## What is expected
The word "mencuba" marks the lines to copy; find all of them in the entries below.

## Records to use
-- Opening Marker --

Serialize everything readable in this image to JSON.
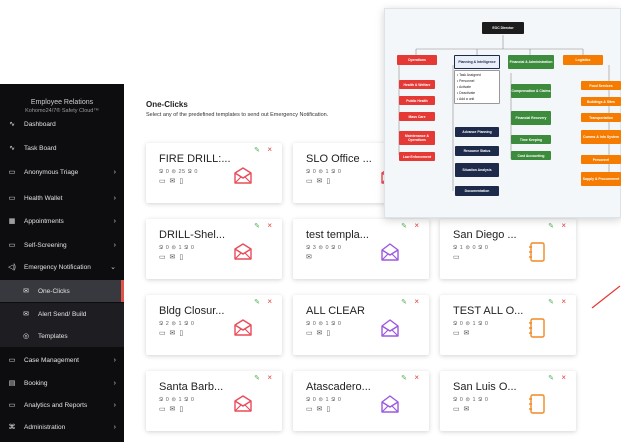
{
  "sidebar": {
    "org_title": "Employee Relations",
    "org_subtitle": "Kohomo24/7® Safety Cloud™",
    "items": [
      {
        "label": "Dashboard",
        "icon": "∿"
      },
      {
        "label": "Task Board",
        "icon": "∿"
      },
      {
        "label": "Anonymous Triage",
        "icon": "▭"
      },
      {
        "label": "Health Wallet",
        "icon": "▭"
      },
      {
        "label": "Appointments",
        "icon": "▦"
      },
      {
        "label": "Self-Screening",
        "icon": "▭"
      },
      {
        "label": "Emergency Notification",
        "icon": "◁)"
      },
      {
        "label": "One-Clicks",
        "icon": "✉"
      },
      {
        "label": "Alert Send/ Build",
        "icon": "✉"
      },
      {
        "label": "Templates",
        "icon": "◎"
      },
      {
        "label": "Case Management",
        "icon": "▭"
      },
      {
        "label": "Booking",
        "icon": "▤"
      },
      {
        "label": "Analytics and Reports",
        "icon": "▭"
      },
      {
        "label": "Administration",
        "icon": "⌘"
      }
    ]
  },
  "main": {
    "title": "One-Clicks",
    "description": "Select any of the predefined templates to send out Emergency Notification."
  },
  "cards": [
    {
      "name": "FIRE DRILL:...",
      "counts": "Ջ 0  ⊜ 25  Ջ 0",
      "channels": "▭ ✉ ▯",
      "icon": "mail-icon",
      "color": "#e94b5a"
    },
    {
      "name": "SLO Office ...",
      "counts": "Ջ 0  ⊜ 1  Ջ 0",
      "channels": "▭ ✉ ▯",
      "icon": "mail-icon",
      "color": "#e94b5a"
    },
    {
      "name": "DRILL-Shel...",
      "counts": "Ջ 0  ⊜ 1  Ջ 0",
      "channels": "▭ ✉ ▯",
      "icon": "mail-icon",
      "color": "#e94b5a"
    },
    {
      "name": "test templa...",
      "counts": "Ջ 3  ⊜ 0  Ջ 0",
      "channels": "✉",
      "icon": "mail-open-icon",
      "color": "#9b59e0"
    },
    {
      "name": "San Diego ...",
      "counts": "Ջ 1  ⊜ 0  Ջ 0",
      "channels": "▭",
      "icon": "notebook-icon",
      "color": "#f08a24"
    },
    {
      "name": "Bldg Closur...",
      "counts": "Ջ 2  ⊜ 1  Ջ 0",
      "channels": "▭ ✉ ▯",
      "icon": "mail-icon",
      "color": "#e94b5a"
    },
    {
      "name": "ALL CLEAR",
      "counts": "Ջ 0  ⊜ 1  Ջ 0",
      "channels": "▭ ✉ ▯",
      "icon": "mail-open-icon",
      "color": "#9b59e0"
    },
    {
      "name": "TEST ALL O...",
      "counts": "Ջ 0  ⊜ 1  Ջ 0",
      "channels": "▭ ✉",
      "icon": "notebook-icon",
      "color": "#f08a24"
    },
    {
      "name": "Santa Barb...",
      "counts": "Ջ 0  ⊜ 1  Ջ 0",
      "channels": "▭ ✉ ▯",
      "icon": "mail-icon",
      "color": "#e94b5a"
    },
    {
      "name": "Atascadero...",
      "counts": "Ջ 0  ⊜ 1  Ջ 0",
      "channels": "▭ ✉ ▯",
      "icon": "mail-open-icon",
      "color": "#9b59e0"
    },
    {
      "name": "San Luis O...",
      "counts": "Ջ 0  ⊜ 1  Ջ 0",
      "channels": "▭ ✉",
      "icon": "notebook-icon",
      "color": "#f08a24"
    }
  ],
  "card_actions": {
    "edit": "✎",
    "delete": "×"
  },
  "org_chart": {
    "root": "EOC Director",
    "sections": {
      "operations": "Operations",
      "planning": "Planning & Intelligence",
      "finance": "Financial & Administration",
      "logistics": "Logistics"
    },
    "operations_items": [
      "Health & Welfare",
      "Public Health",
      "Mass Care",
      "Maintenance & Operations",
      "Law Enforcement"
    ],
    "planning_list": [
      "Task Assigned",
      "Personnel",
      "Activate",
      "Deactivate",
      "Add a unit"
    ],
    "planning_items": [
      "Advance Planning",
      "Resource Status",
      "Situation Analysis",
      "Documentation"
    ],
    "finance_items": [
      "Compensation & Claims",
      "Financial Recovery",
      "Time Keeping",
      "Cost Accounting"
    ],
    "logistics_items": [
      "Food Services",
      "Buildings & Sites",
      "Transportation",
      "Comms & Info System",
      "Personnel",
      "Supply & Procurement"
    ]
  }
}
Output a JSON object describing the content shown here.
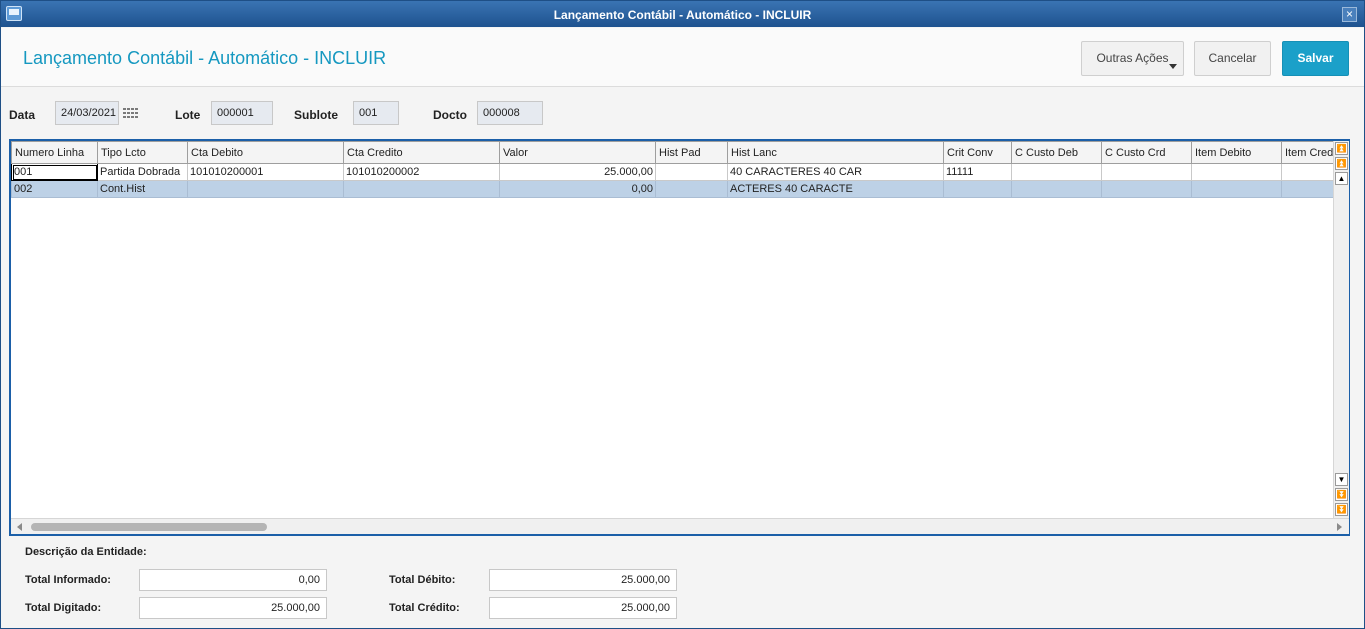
{
  "window": {
    "title": "Lançamento Contábil - Automático - INCLUIR",
    "close_label": "×"
  },
  "header": {
    "title": "Lançamento Contábil - Automático - INCLUIR",
    "more_actions_label": "Outras Ações",
    "cancel_label": "Cancelar",
    "save_label": "Salvar"
  },
  "fields": {
    "data_label": "Data",
    "data_value": "24/03/2021",
    "lote_label": "Lote",
    "lote_value": "000001",
    "sublote_label": "Sublote",
    "sublote_value": "001",
    "docto_label": "Docto",
    "docto_value": "000008"
  },
  "grid": {
    "columns": [
      "Numero Linha",
      "Tipo Lcto",
      "Cta Debito",
      "Cta Credito",
      "Valor",
      "Hist Pad",
      "Hist Lanc",
      "Crit Conv",
      "C Custo Deb",
      "C Custo Crd",
      "Item Debito",
      "Item Credito"
    ],
    "rows": [
      [
        "001",
        "Partida Dobrada",
        "101010200001",
        "101010200002",
        "25.000,00",
        "",
        "40 CARACTERES 40 CAR",
        "11111",
        "",
        "",
        "",
        ""
      ],
      [
        "002",
        "Cont.Hist",
        "",
        "",
        "0,00",
        "",
        "ACTERES 40 CARACTE",
        "",
        "",
        "",
        "",
        ""
      ]
    ]
  },
  "footer": {
    "description_label": "Descrição da Entidade:",
    "total_informado_label": "Total Informado:",
    "total_informado": "0,00",
    "total_digitado_label": "Total Digitado:",
    "total_digitado": "25.000,00",
    "total_debito_label": "Total Débito:",
    "total_debito": "25.000,00",
    "total_credito_label": "Total Crédito:",
    "total_credito": "25.000,00"
  },
  "colors": {
    "accent": "#1ba0c9",
    "titlebar": "#1e528f",
    "selected_row": "#bdd1e6"
  },
  "icons": {
    "calendar": "calendar-icon",
    "app": "window-app-icon"
  }
}
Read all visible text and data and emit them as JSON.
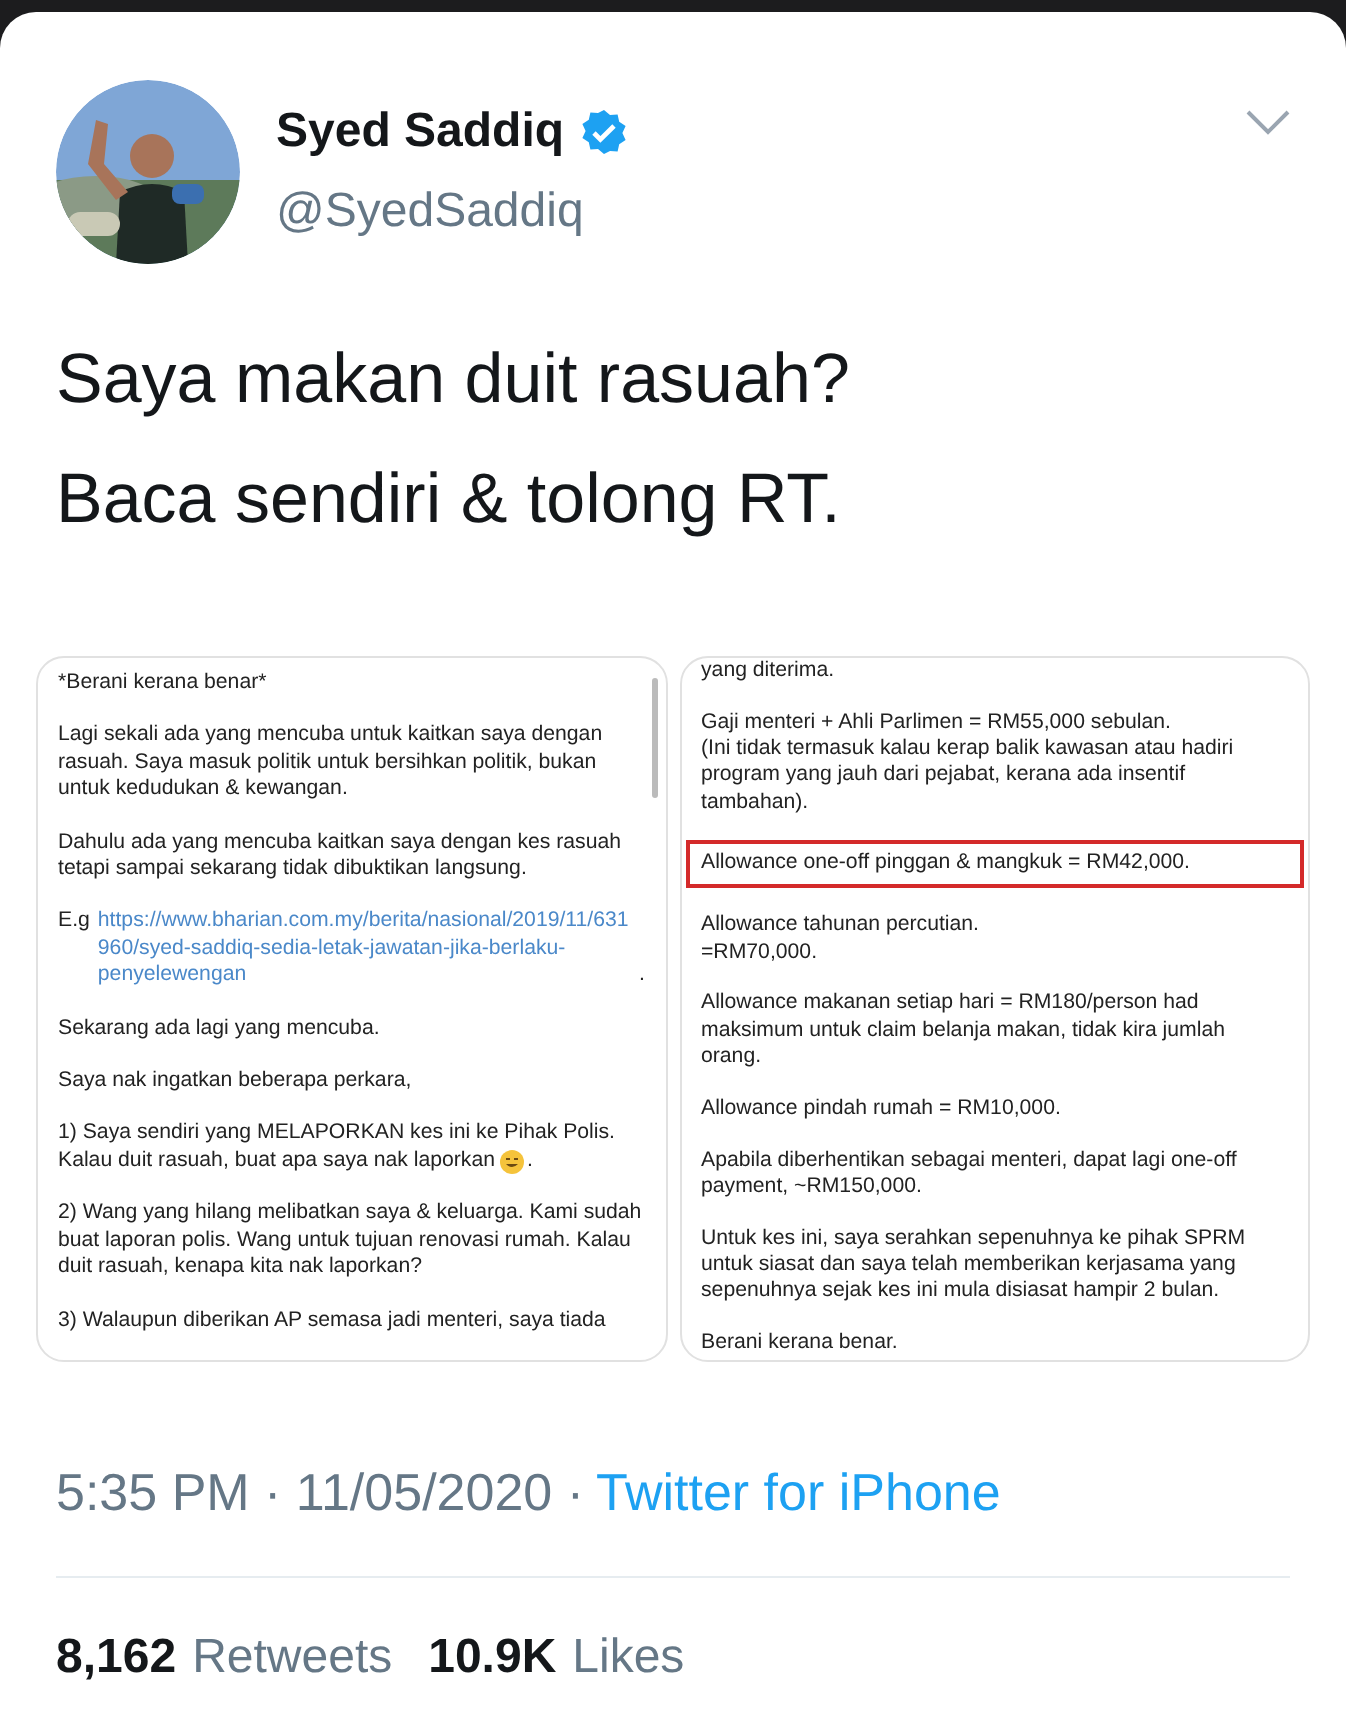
{
  "author": {
    "name": "Syed Saddiq",
    "handle": "@SyedSaddiq",
    "verified": true
  },
  "tweet_text": [
    "Saya makan duit rasuah?",
    "Baca sendiri & tolong RT."
  ],
  "left_image": [
    {
      "kind": "text",
      "text": "*Berani kerana benar*"
    },
    {
      "kind": "text",
      "text": "Lagi sekali ada yang mencuba untuk kaitkan saya dengan rasuah. Saya masuk politik untuk bersihkan politik, bukan untuk kedudukan & kewangan."
    },
    {
      "kind": "text",
      "text": "Dahulu ada yang mencuba kaitkan saya dengan kes rasuah tetapi sampai sekarang tidak dibuktikan langsung."
    },
    {
      "kind": "link",
      "prefix": "E.g",
      "url": "https://www.bharian.com.my/berita/nasional/2019/11/631960/syed-saddiq-sedia-letak-jawatan-jika-berlaku-penyelewengan",
      "suffix": "."
    },
    {
      "kind": "text",
      "text": "Sekarang ada lagi yang mencuba."
    },
    {
      "kind": "text",
      "text": "Saya nak ingatkan beberapa perkara,"
    },
    {
      "kind": "emoji",
      "lines": [
        "1) Saya sendiri yang MELAPORKAN kes ini ke Pihak Polis.",
        "Kalau duit rasuah, buat apa saya nak laporkan"
      ],
      "suffix": "."
    },
    {
      "kind": "text",
      "text": "2) Wang yang hilang melibatkan saya & keluarga. Kami sudah buat laporan polis. Wang untuk tujuan renovasi rumah. Kalau duit rasuah, kenapa kita nak laporkan?"
    },
    {
      "kind": "text",
      "text": "3) Walaupun diberikan AP semasa jadi menteri, saya tiada"
    }
  ],
  "right_image": [
    {
      "text": "yang diterima.",
      "highlighted": false
    },
    {
      "text": "Gaji menteri + Ahli Parlimen = RM55,000 sebulan.\n(Ini tidak termasuk kalau kerap balik kawasan atau hadiri program yang jauh dari pejabat, kerana ada insentif tambahan).",
      "highlighted": false
    },
    {
      "text": "Allowance one-off pinggan & mangkuk = RM42,000.",
      "highlighted": true
    },
    {
      "text": "Allowance tahunan percutian.\n=RM70,000.",
      "highlighted": false
    },
    {
      "text": "Allowance makanan setiap hari = RM180/person had maksimum untuk claim belanja makan, tidak kira jumlah orang.",
      "highlighted": false
    },
    {
      "text": "Allowance pindah rumah = RM10,000.",
      "highlighted": false
    },
    {
      "text": "Apabila diberhentikan sebagai menteri, dapat lagi one-off payment, ~RM150,000.",
      "highlighted": false
    },
    {
      "text": "Untuk kes ini, saya serahkan sepenuhnya ke pihak SPRM untuk siasat dan saya telah memberikan kerjasama yang sepenuhnya sejak kes ini mula disiasat hampir 2 bulan.",
      "highlighted": false
    },
    {
      "text": "Berani kerana benar.",
      "highlighted": false
    }
  ],
  "timestamp": "5:35 PM · 11/05/2020 ·",
  "source": "Twitter for iPhone",
  "stats": [
    {
      "count": "8,162",
      "label": "Retweets"
    },
    {
      "count": "10.9K",
      "label": "Likes"
    }
  ]
}
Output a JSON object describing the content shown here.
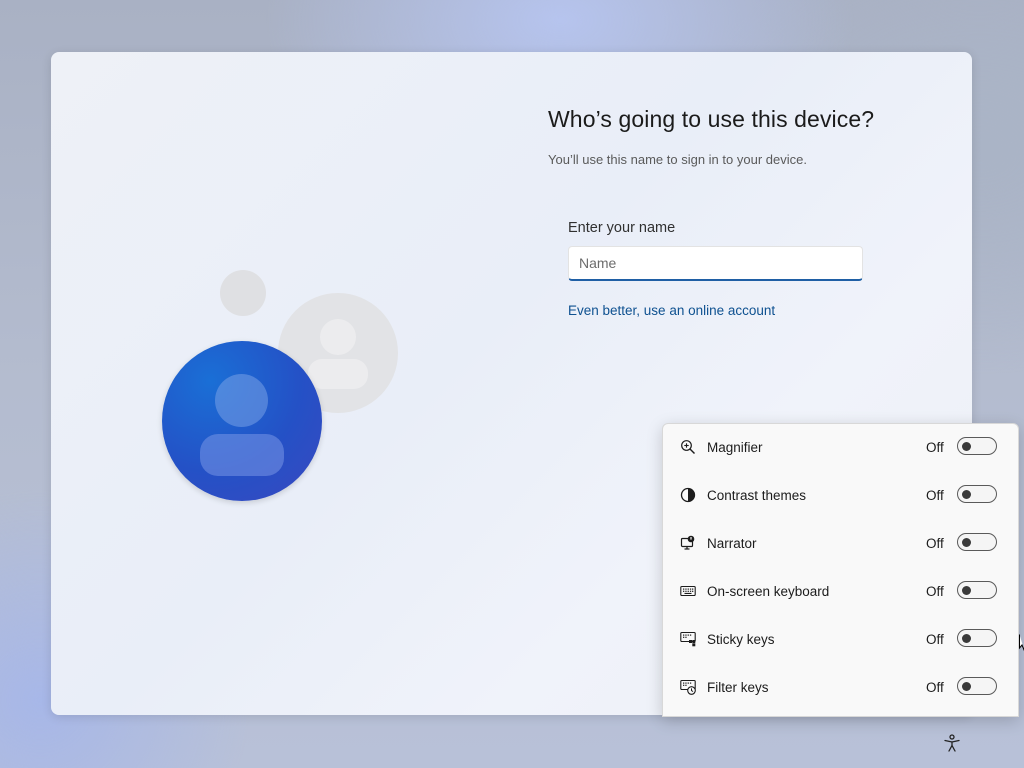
{
  "setup": {
    "title": "Who’s going to use this device?",
    "subtitle": "You’ll use this name to sign in to your device.",
    "name_label": "Enter your name",
    "name_placeholder": "Name",
    "name_value": "",
    "online_account_link": "Even better, use an online account",
    "accent_color": "#1f5fa5",
    "link_color": "#0e5190"
  },
  "accessibility_flyout": {
    "items": [
      {
        "label": "Magnifier",
        "state": "Off",
        "icon": "magnifier-icon"
      },
      {
        "label": "Contrast themes",
        "state": "Off",
        "icon": "contrast-icon"
      },
      {
        "label": "Narrator",
        "state": "Off",
        "icon": "narrator-icon"
      },
      {
        "label": "On-screen keyboard",
        "state": "Off",
        "icon": "keyboard-icon"
      },
      {
        "label": "Sticky keys",
        "state": "Off",
        "icon": "sticky-keys-icon"
      },
      {
        "label": "Filter keys",
        "state": "Off",
        "icon": "filter-keys-icon"
      }
    ]
  },
  "taskbar": {
    "accessibility_button_icon": "accessibility-icon"
  }
}
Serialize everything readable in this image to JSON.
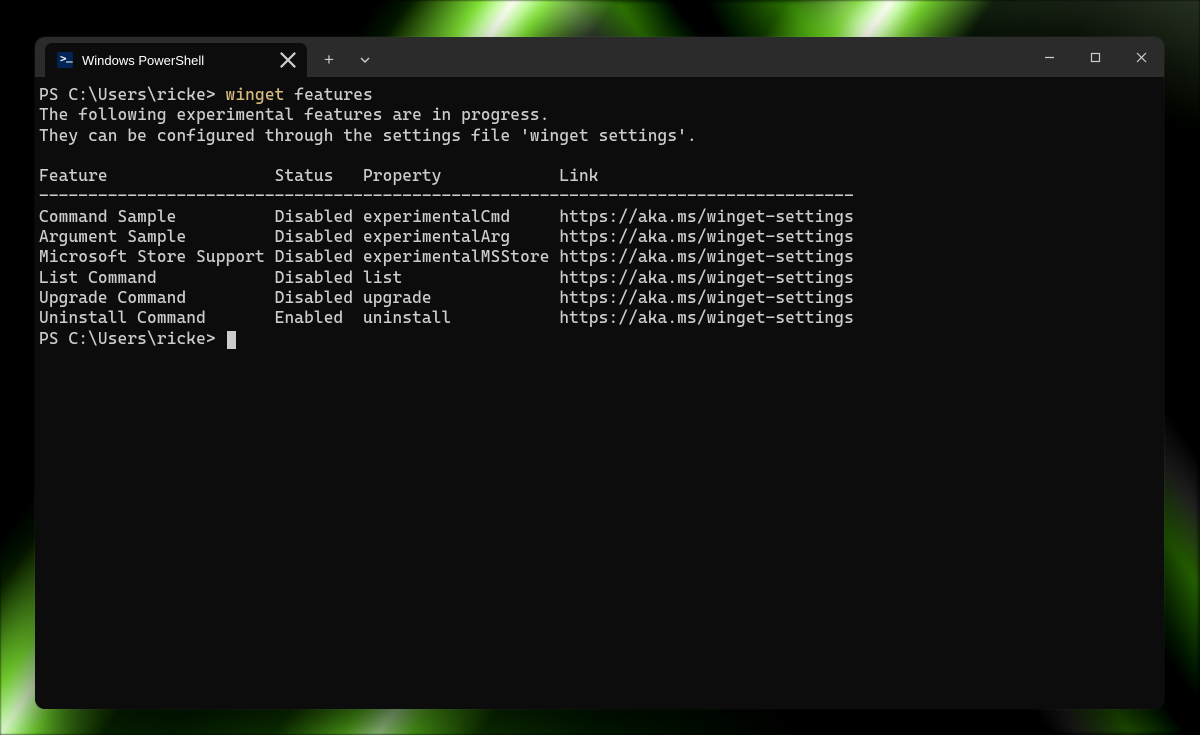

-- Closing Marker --

## Output of the exercise
      "text": "Lagi sekali ada yang mencuba untuk kaitkan saya dengan rasuah. Saya masuk politik untuk bersihkan politik, bukan untuk kedudukan & kewangan."
      "text": "Dahulu ada yang mencuba kaitkan saya dengan kes rasuah tetapi sampai sekarang tidak dibuktikan langsung."
      "text": "Sekarang ada lagi yang mencuba."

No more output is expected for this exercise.